* **Web page and app entries**

⁂

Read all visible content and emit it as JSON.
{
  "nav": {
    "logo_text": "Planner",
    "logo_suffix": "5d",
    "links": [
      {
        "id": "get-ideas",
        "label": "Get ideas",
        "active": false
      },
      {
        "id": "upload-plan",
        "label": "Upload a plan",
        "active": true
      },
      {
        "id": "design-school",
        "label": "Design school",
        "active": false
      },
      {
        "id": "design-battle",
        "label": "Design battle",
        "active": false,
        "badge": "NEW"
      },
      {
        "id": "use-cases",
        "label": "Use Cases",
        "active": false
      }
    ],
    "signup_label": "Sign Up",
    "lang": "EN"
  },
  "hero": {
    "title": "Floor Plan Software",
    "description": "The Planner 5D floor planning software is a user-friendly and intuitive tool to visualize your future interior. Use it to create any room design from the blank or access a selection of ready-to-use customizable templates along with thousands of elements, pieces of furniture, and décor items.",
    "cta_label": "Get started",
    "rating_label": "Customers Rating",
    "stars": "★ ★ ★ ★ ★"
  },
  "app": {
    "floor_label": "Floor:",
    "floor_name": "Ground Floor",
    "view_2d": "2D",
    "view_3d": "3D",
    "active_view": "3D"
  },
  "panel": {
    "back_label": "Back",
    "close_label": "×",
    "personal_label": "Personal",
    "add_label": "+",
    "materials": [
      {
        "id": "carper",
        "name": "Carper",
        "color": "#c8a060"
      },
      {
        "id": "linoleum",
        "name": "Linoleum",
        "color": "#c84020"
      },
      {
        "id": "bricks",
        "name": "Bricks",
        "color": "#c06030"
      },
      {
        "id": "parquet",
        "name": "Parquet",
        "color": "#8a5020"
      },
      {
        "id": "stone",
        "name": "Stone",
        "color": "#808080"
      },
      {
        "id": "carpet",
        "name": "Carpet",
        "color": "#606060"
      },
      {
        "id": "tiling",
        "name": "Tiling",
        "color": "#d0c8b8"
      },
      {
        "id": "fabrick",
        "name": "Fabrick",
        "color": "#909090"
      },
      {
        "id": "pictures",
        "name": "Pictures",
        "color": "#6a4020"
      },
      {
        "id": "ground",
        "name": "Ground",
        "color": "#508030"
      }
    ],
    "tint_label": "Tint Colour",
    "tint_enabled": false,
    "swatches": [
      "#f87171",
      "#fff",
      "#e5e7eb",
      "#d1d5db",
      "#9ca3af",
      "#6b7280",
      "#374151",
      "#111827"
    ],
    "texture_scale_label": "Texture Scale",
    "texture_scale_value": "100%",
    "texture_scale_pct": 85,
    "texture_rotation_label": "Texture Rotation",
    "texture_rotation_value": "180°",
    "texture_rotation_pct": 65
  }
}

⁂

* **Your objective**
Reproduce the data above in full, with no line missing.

* **Result**
Read all visible content and emit it as JSON.
{
  "nav": {
    "logo_text": "Planner",
    "logo_suffix": "5d",
    "links": [
      {
        "id": "get-ideas",
        "label": "Get ideas",
        "active": false
      },
      {
        "id": "upload-plan",
        "label": "Upload a plan",
        "active": true
      },
      {
        "id": "design-school",
        "label": "Design school",
        "active": false
      },
      {
        "id": "design-battle",
        "label": "Design battle",
        "active": false,
        "badge": "NEW"
      },
      {
        "id": "use-cases",
        "label": "Use Cases",
        "active": false
      }
    ],
    "signup_label": "Sign Up",
    "lang": "EN"
  },
  "hero": {
    "title": "Floor Plan Software",
    "description": "The Planner 5D floor planning software is a user-friendly and intuitive tool to visualize your future interior. Use it to create any room design from the blank or access a selection of ready-to-use customizable templates along with thousands of elements, pieces of furniture, and décor items.",
    "cta_label": "Get started",
    "rating_label": "Customers Rating",
    "stars": "★ ★ ★ ★ ★"
  },
  "app": {
    "floor_label": "Floor:",
    "floor_name": "Ground Floor",
    "view_2d": "2D",
    "view_3d": "3D",
    "active_view": "3D"
  },
  "panel": {
    "back_label": "Back",
    "close_label": "×",
    "personal_label": "Personal",
    "add_label": "+",
    "materials": [
      {
        "id": "carper",
        "name": "Carper",
        "color": "#c8a060"
      },
      {
        "id": "linoleum",
        "name": "Linoleum",
        "color": "#c84020"
      },
      {
        "id": "bricks",
        "name": "Bricks",
        "color": "#c06030"
      },
      {
        "id": "parquet",
        "name": "Parquet",
        "color": "#8a5020"
      },
      {
        "id": "stone",
        "name": "Stone",
        "color": "#808080"
      },
      {
        "id": "carpet",
        "name": "Carpet",
        "color": "#606060"
      },
      {
        "id": "tiling",
        "name": "Tiling",
        "color": "#d0c8b8"
      },
      {
        "id": "fabrick",
        "name": "Fabrick",
        "color": "#909090"
      },
      {
        "id": "pictures",
        "name": "Pictures",
        "color": "#6a4020"
      },
      {
        "id": "ground",
        "name": "Ground",
        "color": "#508030"
      }
    ],
    "tint_label": "Tint Colour",
    "tint_enabled": false,
    "swatches": [
      "#f87171",
      "#fff",
      "#e5e7eb",
      "#d1d5db",
      "#9ca3af",
      "#6b7280",
      "#374151",
      "#111827"
    ],
    "texture_scale_label": "Texture Scale",
    "texture_scale_value": "100%",
    "texture_scale_pct": 85,
    "texture_rotation_label": "Texture Rotation",
    "texture_rotation_value": "180°",
    "texture_rotation_pct": 65
  }
}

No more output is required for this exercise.